Renner and Worthington, though, I don’t see becoming king of the world. Worthington has Avatar to keep him front and center for next several years, but I just don’t think he has the presence to cut it as an A Lister. His onscreen persona is stiff and wooden and his real life persona is that, plus general unpleasantness. To be the next Clooney or Depp, you have to have an actual personality.

Renner’s trajectory most closely resembles Matt Damon’s—he’s only a year younger—in that Renner can swing between action flicks like Mission: Impossible 4 and The Avengers and dramas like The Hurt Locker and the upcoming The Master. But Renner is getting a late start, and all of his post-Hurt Locker work is either ensemble or character work. He needs a leading role.
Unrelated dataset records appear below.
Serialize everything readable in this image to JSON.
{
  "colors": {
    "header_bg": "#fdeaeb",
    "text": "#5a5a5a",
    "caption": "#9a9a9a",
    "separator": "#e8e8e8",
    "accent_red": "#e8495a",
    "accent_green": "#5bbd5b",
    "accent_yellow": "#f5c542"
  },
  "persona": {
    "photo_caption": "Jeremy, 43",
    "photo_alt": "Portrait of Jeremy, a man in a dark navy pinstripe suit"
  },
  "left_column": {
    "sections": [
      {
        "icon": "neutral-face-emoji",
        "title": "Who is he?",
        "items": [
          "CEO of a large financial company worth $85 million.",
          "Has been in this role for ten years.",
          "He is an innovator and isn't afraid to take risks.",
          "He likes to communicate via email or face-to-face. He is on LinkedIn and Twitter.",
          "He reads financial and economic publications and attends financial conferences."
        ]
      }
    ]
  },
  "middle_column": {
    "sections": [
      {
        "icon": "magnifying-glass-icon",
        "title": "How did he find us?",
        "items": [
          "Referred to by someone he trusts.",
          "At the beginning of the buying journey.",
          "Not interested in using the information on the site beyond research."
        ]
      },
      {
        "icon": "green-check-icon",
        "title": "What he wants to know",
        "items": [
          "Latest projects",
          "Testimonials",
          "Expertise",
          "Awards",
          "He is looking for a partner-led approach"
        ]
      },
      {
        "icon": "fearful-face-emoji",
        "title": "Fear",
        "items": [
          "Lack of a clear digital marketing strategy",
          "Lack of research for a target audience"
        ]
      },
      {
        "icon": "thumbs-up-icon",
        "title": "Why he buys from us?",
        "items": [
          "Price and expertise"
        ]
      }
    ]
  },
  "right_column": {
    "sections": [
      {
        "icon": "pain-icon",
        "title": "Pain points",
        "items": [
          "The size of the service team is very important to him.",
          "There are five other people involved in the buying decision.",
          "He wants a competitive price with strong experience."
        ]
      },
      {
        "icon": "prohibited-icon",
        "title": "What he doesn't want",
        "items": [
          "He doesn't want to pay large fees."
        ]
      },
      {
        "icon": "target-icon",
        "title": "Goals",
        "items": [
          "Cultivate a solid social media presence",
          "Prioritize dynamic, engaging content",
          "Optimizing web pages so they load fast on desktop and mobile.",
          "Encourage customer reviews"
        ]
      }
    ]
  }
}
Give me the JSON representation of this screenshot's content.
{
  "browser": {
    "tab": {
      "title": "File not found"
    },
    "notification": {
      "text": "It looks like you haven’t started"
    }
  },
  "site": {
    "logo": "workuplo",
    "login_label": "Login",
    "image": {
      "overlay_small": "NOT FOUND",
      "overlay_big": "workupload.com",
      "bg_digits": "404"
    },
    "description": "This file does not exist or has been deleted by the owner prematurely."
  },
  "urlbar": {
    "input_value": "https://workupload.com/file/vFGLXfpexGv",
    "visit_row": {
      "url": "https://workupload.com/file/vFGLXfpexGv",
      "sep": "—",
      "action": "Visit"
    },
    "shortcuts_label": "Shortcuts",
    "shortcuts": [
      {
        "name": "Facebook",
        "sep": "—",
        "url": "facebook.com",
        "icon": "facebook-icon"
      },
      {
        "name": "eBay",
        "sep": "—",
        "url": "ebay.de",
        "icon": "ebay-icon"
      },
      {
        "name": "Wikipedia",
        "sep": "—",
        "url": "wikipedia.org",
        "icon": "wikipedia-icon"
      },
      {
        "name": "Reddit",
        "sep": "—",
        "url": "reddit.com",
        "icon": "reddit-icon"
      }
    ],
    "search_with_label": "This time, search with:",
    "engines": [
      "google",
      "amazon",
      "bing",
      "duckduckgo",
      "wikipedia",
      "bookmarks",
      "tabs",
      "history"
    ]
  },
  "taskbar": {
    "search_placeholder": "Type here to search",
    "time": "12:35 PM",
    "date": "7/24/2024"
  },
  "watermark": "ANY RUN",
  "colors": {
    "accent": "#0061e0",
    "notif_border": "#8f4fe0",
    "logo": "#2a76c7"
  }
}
In the middle of the pack are Chris Hemsworth, Taylor Kitsch and Chris Pine. Right now the advantage is definitely Pine’s. With Star Trek buoying him, Pine is opening an action/thriller with Denzel Washington this weekend (I’m thinking Unstoppable wins the weekend easily), and he’s filming a romantic comedy with Reese Witherspoon. He’s rumored to be attached to Alex Kurtzman’s drama Welcome to People. That’s some diversity and all of it has solid box office expectations.

Hemsworth’s claim to fame is next summer’s Thor, an entry in Marvel’s Avengers universe. This isn’t enough for me. Thor is an esoteric character and I question if he can sell “Norse god with alien powers” story to the masses in the same summer that Captain America—a much more well known character—has his movie in theaters, too. He does, however, have the (totally unnecessary) Red Dawn remake, though it is currently bogged down in MGM’s bankruptcy, and Joss Whedon’s The Cabin in the Woods. Not bad, but not particularly impressive.
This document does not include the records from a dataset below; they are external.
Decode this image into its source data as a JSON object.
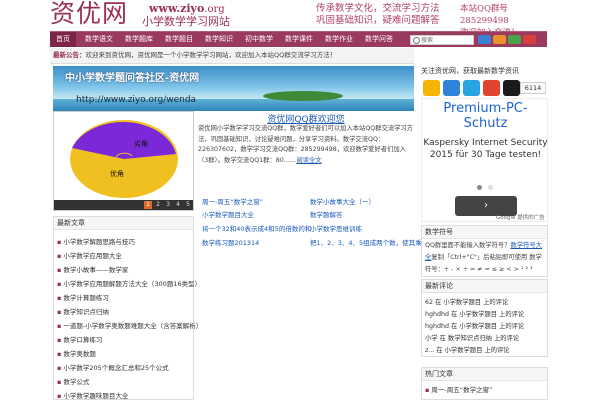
{
  "header": {
    "logo": "资优网",
    "url_main": "www.ziyo",
    "url_tld": ".org",
    "subtitle": "小学数学学习网站",
    "slogan_line1": "传承数学文化，交流学习方法",
    "slogan_line2": "巩固基础知识，疑难问题解答",
    "contact_line1": "本站QQ群号285299498",
    "contact_line2": "欢迎加入交流！"
  },
  "nav": {
    "home": "首页",
    "items": [
      "数学语文",
      "数学题库",
      "数学题目",
      "数学知识",
      "初中数学",
      "数学课件",
      "数学作业",
      "数学问答"
    ],
    "search_placeholder": "搜索"
  },
  "ticker": {
    "label": "最新公告：",
    "text": "欢迎来到资优网，资优网是一个小学数学学习网站，欢迎加入本站QQ群交流学习方法！"
  },
  "banner": {
    "title": "中小学数学题问答社区-资优网",
    "url": "http://www.ziyo.org/wenda"
  },
  "slider": {
    "pie_labels": [
      "劣角",
      "优角"
    ],
    "pages": [
      "1",
      "2",
      "3",
      "4",
      "5"
    ],
    "active": 1
  },
  "featured": {
    "title": "资优网QQ群欢迎您",
    "text": "资优网小学数学学习交流QQ群，数学爱好者们可以加入本站QQ群交流学习方法，巩固基础知识，讨论疑难问题，分享学习资料。数学交流QQ：226307602，数学学习交流QQ群：285299498，欢迎数学爱好者们加入（3群）。数学交流QQ1群：80……",
    "more": "阅读全文"
  },
  "links": [
    "周一-周五“数学之窗”",
    "数学小故事大全（一）",
    "小学数学题目大全",
    "数学题解答",
    "将一个32和40表示成4和5的倍数的和",
    "小学数学思维训练",
    "数学练习题201314",
    "把1、2、3、4、5组成两个数，使其乘积最大"
  ],
  "left_box": {
    "title": "最新文章",
    "items": [
      "小学数学解题思路与技巧",
      "小学数学应用题大全",
      "数学小故事——数学家",
      "小学数学应用题解题方法大全（300题16类型）",
      "数学计算题练习",
      "数学知识点归纳",
      "一道题-小学数学奥数题难题大全（含答案解析）",
      "数学口算练习",
      "数学奥数题",
      "小学数学205个概念汇总和25个公式",
      "数学公式",
      "小学数学趣味题目大全",
      "从AB两地相距问题解析"
    ]
  },
  "sidebar": {
    "follow_title": "关注资优网，获取最新数学资讯",
    "follow_count": "6114",
    "ad": {
      "headline": "Premium-PC-Schutz",
      "text": "Kaspersky Internet Security 2015 für 30 Tage testen!",
      "button": "›",
      "by": "Google 提供的广告"
    },
    "box1_title": "数学符号",
    "box1_text_a": "QQ群里面不能输入数学符号？",
    "box1_link": "数学符号大全",
    "box1_text_b": "复制「Ctrl+\"C\"」后粘贴即可使用 数学符号：+ - × ÷ = ≠ ≈ ≤ ≥ < > ¹ ² ³",
    "box2_title": "最新评论",
    "comments": [
      "62 在 小学数学题目 上的评论",
      "hghdhd 在 小学数学题目 上的评论",
      "hghdhd 在 小学数学题目 上的评论",
      "小学 在 数学知识点归纳 上的评论",
      "z... 在 小学数学题目 上的评论"
    ],
    "box3_title": "热门文章",
    "box3_item": "周一-周五“数学之窗”"
  }
}
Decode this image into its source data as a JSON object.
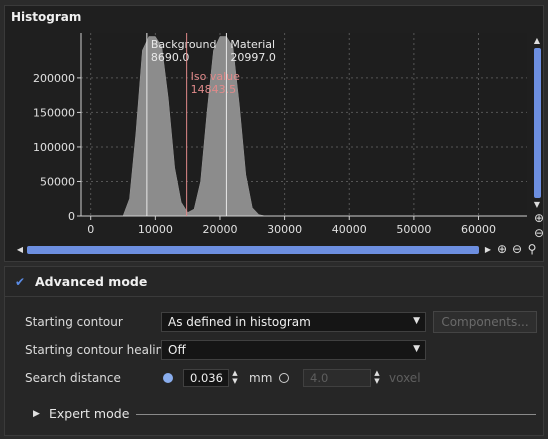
{
  "histogram": {
    "title": "Histogram",
    "chart_data": {
      "type": "area",
      "x_ticks": [
        0,
        10000,
        20000,
        30000,
        40000,
        50000,
        60000
      ],
      "x_tick_labels": [
        "0",
        "10000",
        "20000",
        "30000",
        "40000",
        "50000",
        "60000"
      ],
      "y_ticks": [
        0,
        50000,
        100000,
        150000,
        200000
      ],
      "y_tick_labels": [
        "0",
        "50000",
        "100000",
        "150000",
        "200000"
      ],
      "xlim": [
        -1500,
        67500
      ],
      "ylim": [
        0,
        265000
      ],
      "grid": true,
      "x": [
        0,
        5000,
        6000,
        7000,
        8000,
        9000,
        10000,
        11000,
        12000,
        13000,
        14000,
        15000,
        16000,
        17000,
        18000,
        19000,
        20000,
        21000,
        22000,
        23000,
        24000,
        25000,
        26000,
        27000,
        28000,
        35000,
        65000
      ],
      "y": [
        0,
        0,
        25000,
        120000,
        240000,
        260000,
        260000,
        245000,
        170000,
        70000,
        20000,
        5000,
        10000,
        50000,
        150000,
        240000,
        260000,
        260000,
        245000,
        160000,
        60000,
        12000,
        2000,
        0,
        0,
        0,
        0
      ],
      "markers": [
        {
          "name": "Background",
          "value_label": "8690.0",
          "x": 8690.0,
          "color": "#e8e8e8"
        },
        {
          "name": "Iso value",
          "value_label": "14843.5",
          "x": 14843.5,
          "color": "#e08a8a"
        },
        {
          "name": "Material",
          "value_label": "20997.0",
          "x": 20997.0,
          "color": "#e8e8e8"
        }
      ],
      "fill_color": "#8c8c8c",
      "plot_bg": "#1e1e1e"
    },
    "zoom_icons": [
      "zoom-in",
      "zoom-out",
      "zoom-reset"
    ]
  },
  "advanced": {
    "title": "Advanced mode",
    "checked": true,
    "starting_contour": {
      "label": "Starting contour",
      "value": "As defined in histogram"
    },
    "components_button": "Components...",
    "healing": {
      "label": "Starting contour healing",
      "value": "Off"
    },
    "search": {
      "label": "Search distance",
      "mm_value": "0.036",
      "mm_unit": "mm",
      "voxel_value": "4.0",
      "voxel_unit": "voxel"
    },
    "expert": {
      "label": "Expert mode"
    }
  }
}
Kitsch has a little more going for him. He’s Gambit in the Marvel universe so he could always pop up in random X-Men movies, and he’ll open another franchise-potential property in 2012 with Disney’s John Carter of Mars. 2012 is a big year for Kitsch—both John Carter and the Battleship movie open then. And of course, he’s coming off of TV’s Friday Night Lights. Not a massive hit but a solid cult presence over the last several years and Peter Berg is a great connection—it’s already gotten him one feature film role.
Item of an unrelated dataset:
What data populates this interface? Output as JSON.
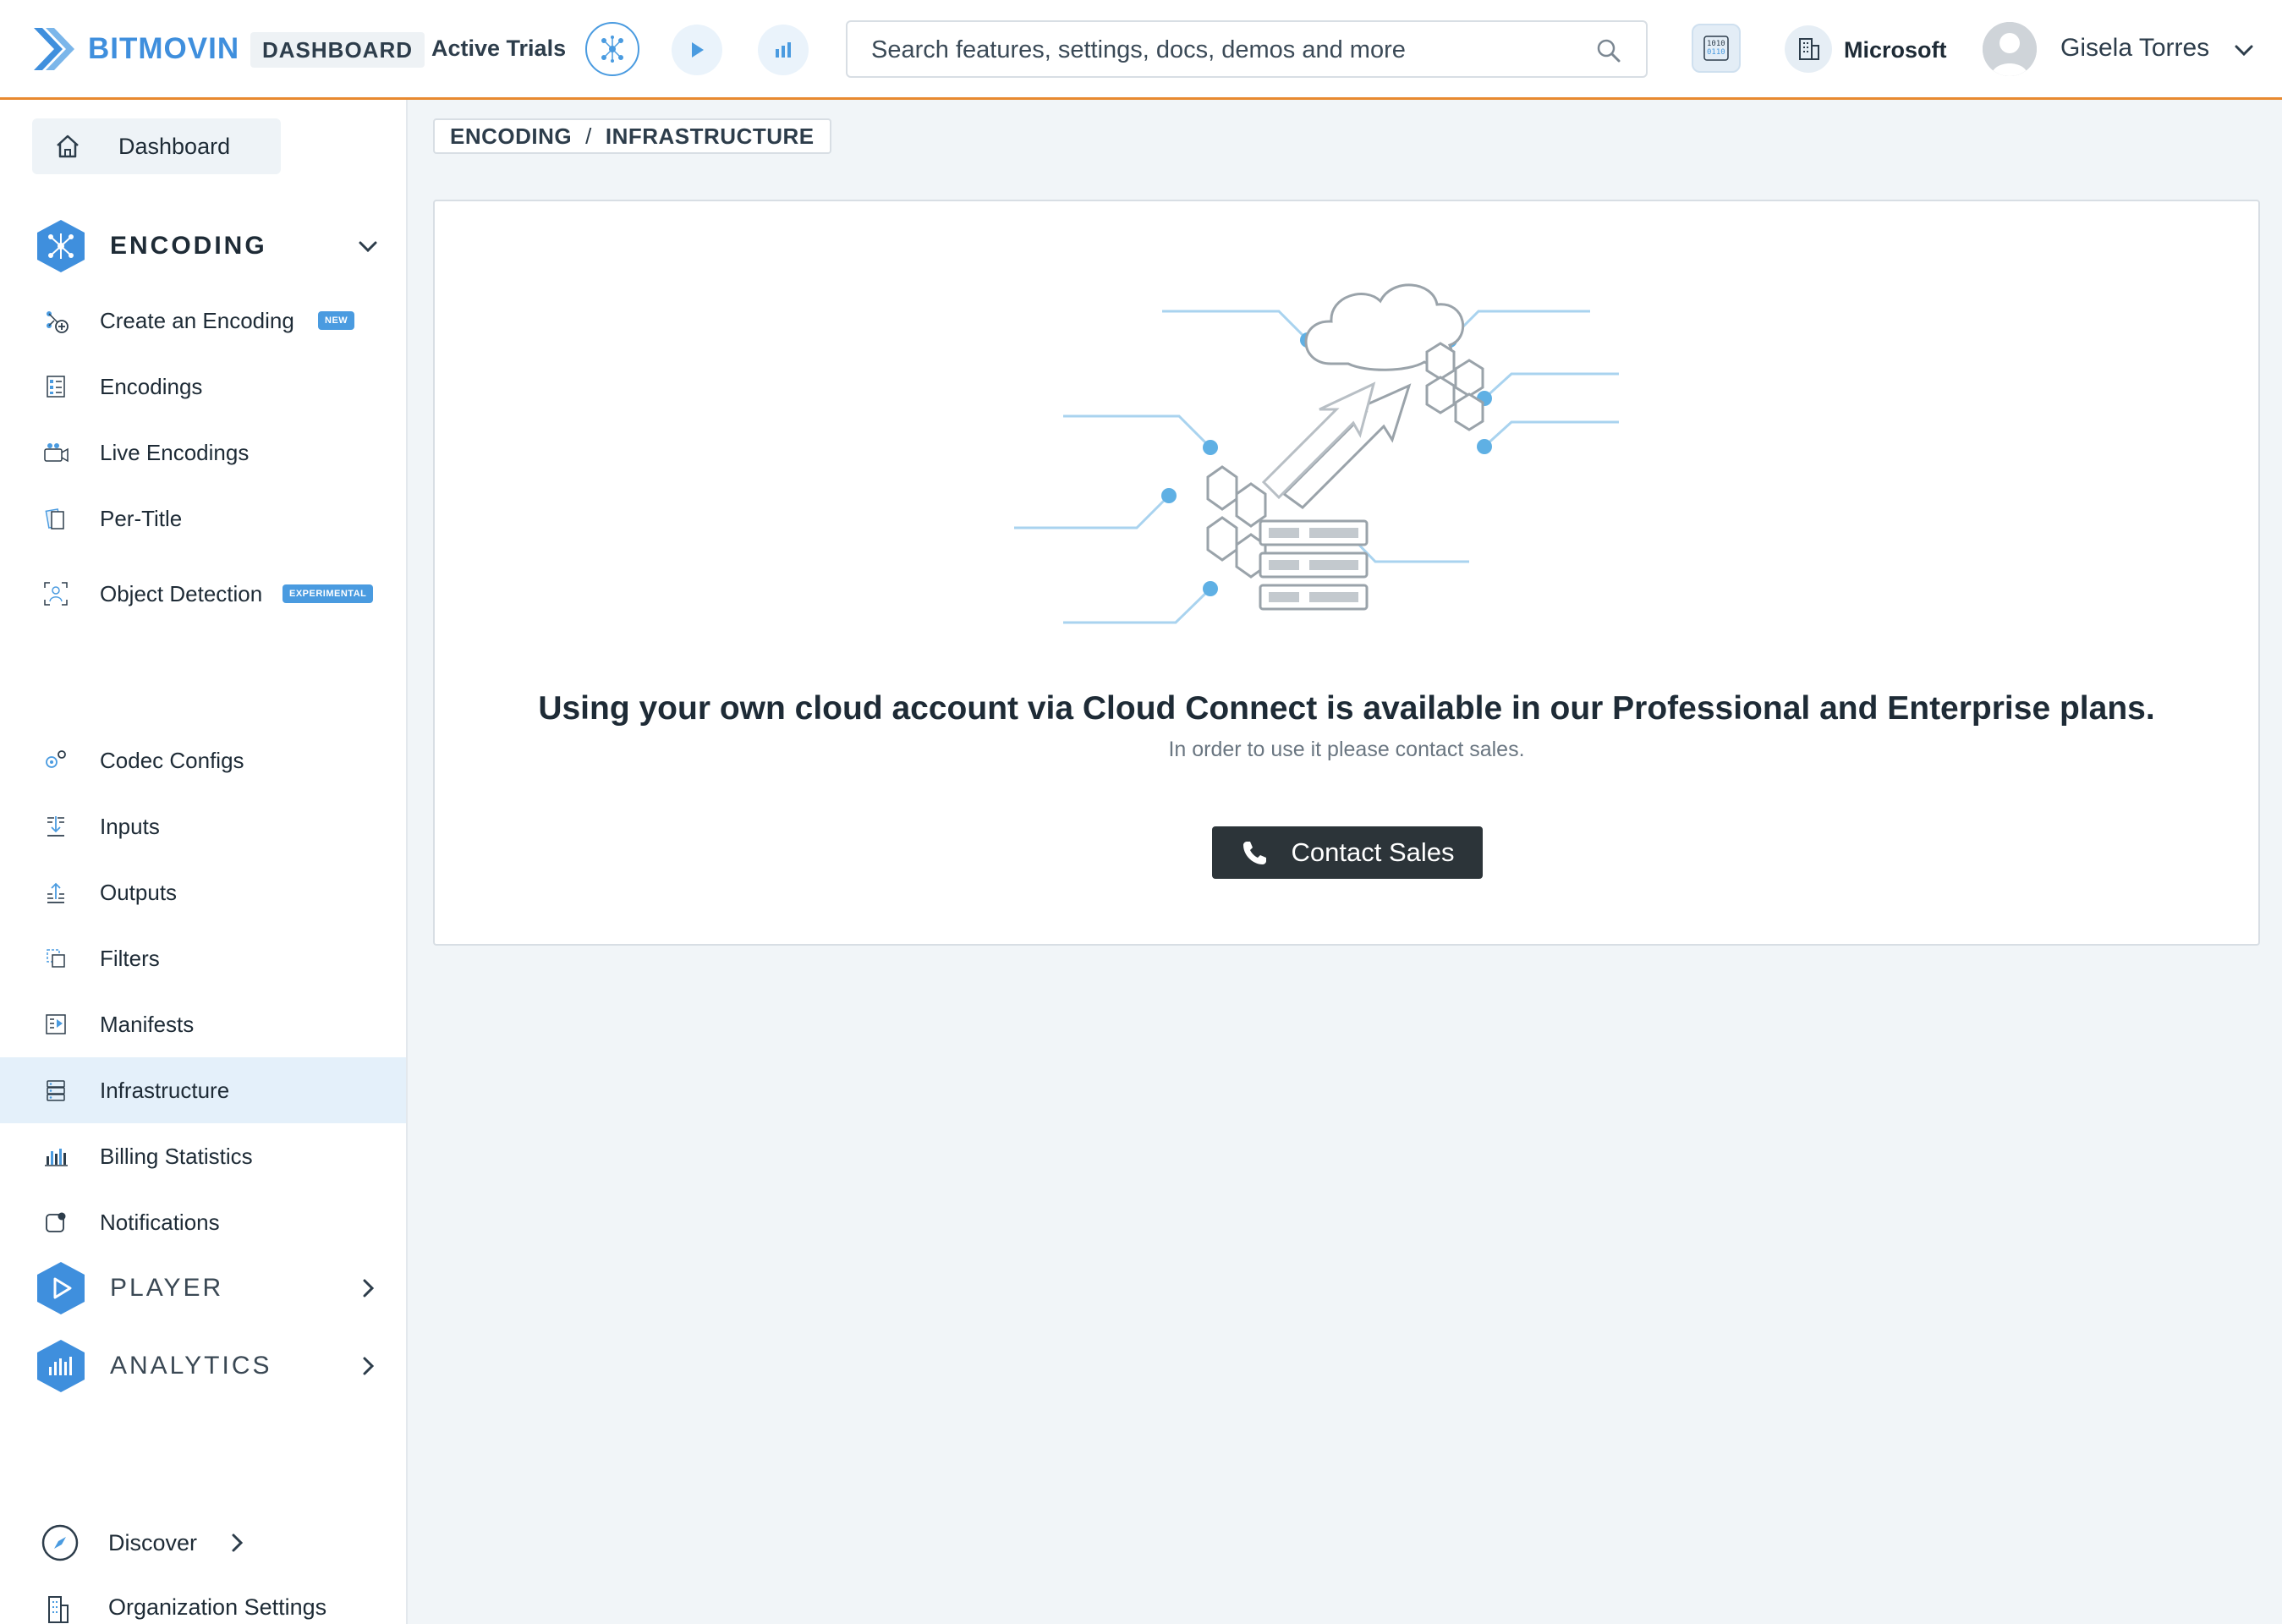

As for the young’uns—can we even compare Shia and Lautner? They both have trashy franchises, Shia with Transformers and Lautner with Twilight. Transformers makes more money. Advantage: Shia. Lautner spends his out-of-franchise time making action movies like next year’s Abduction while Shia makes action movies like Indiana Jones: Let’s Forget This Happened. Advantage: draw. Indiana Jones 4 sucked. Shia made Wall Street: Money Never Sleeps before returning to finish out his Transformers commitment. After Twilight: Breaking Dawn wraps up, Lautner is signed onto a Stretch Armstrong movie. Advantage: Shia—an Oliver Stone drama beats a toy movie every time. I get why Lautner is in this group—he’s taking on a lot of high-profile action roles—but I just don’t think he has the talent to stay on the A List.

It will be interesting to see which of these guys is still considered “A List” over the next few years and which fade into the background. Again though, it’s just a shame THR didn’t feel it necessary to theorize on who their leading ladies might be. Let’s make our own list. We can discuss it next Tuesday during the LiveBlog?

File photos from Wenn.com